Additionally, this new rule will probably result in fewer problems being topped. Climbers need some time and attempts to work on the problems in finals. Having one more chance to climb the problem, using the knowledge they gathered in their previous attempts, increases the odds of seeing a send. So inevitably then, fewer problems will be topped, or the setting will have to factor in the reduced time and we’d see easier problems in finals. I can’t imagine that’s something that will benefit our sport.
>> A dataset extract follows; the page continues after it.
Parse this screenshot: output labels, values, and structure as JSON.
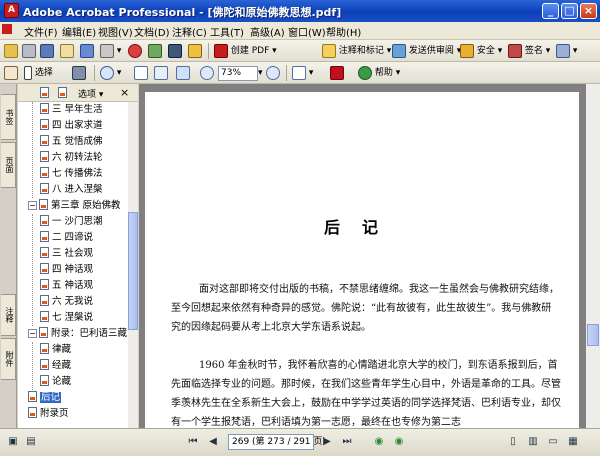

It could be argued that since this rule is already used in semifinals, what’s the harm in using it for finals? The final round is fundamentally different from the semifinal round, making any comparison of the two useless. As explained before, the stakes are far lower in semifinals. If an athlete walks off before their time has run out in semifinals, the feeling of giving up is far less present for spectators. What helps as well is that in most instances, multiple athletes will be climbing, while in finals only one or two athletes are out. This means less attention will be focused on individual athletes.
What’s frustrating here is that I feel a rather blunt solution was found for an insignificant problem that could’ve been solved far more elegantly. A simple hybrid solution comes to mind: why not retain the old system, where climbers can keep climbing past the four minute mark if they started their attempt before that mark, but have to come off as soon as the clock reaches five minutes. Effectively, this means climbers can keep climbing after four minutes until they fall or just take too damn long. Attempts rarely take longer than a full minute, so the number of times discussion will arise about whether a problem was topped in time will probably be far smaller than with the new rule.
What’s more, the pace of the competition is retained and the predictability of the time finals will take is increased as compared to the old situation. Most importantly though, climbers will no longer look like they are giving up and instead fight till the very end.
As a final piece of evidence I’d like to leave you with this moment from the 2014 Innsbruck World Cup. Listen to the crowds go crazy as Rustam Gelmanov somehow manages to stay on the wall for multiple minutes and squeeze out a top in the end. Now tell me with a straight face you wouldn’t miss seeing moments like this in competitions.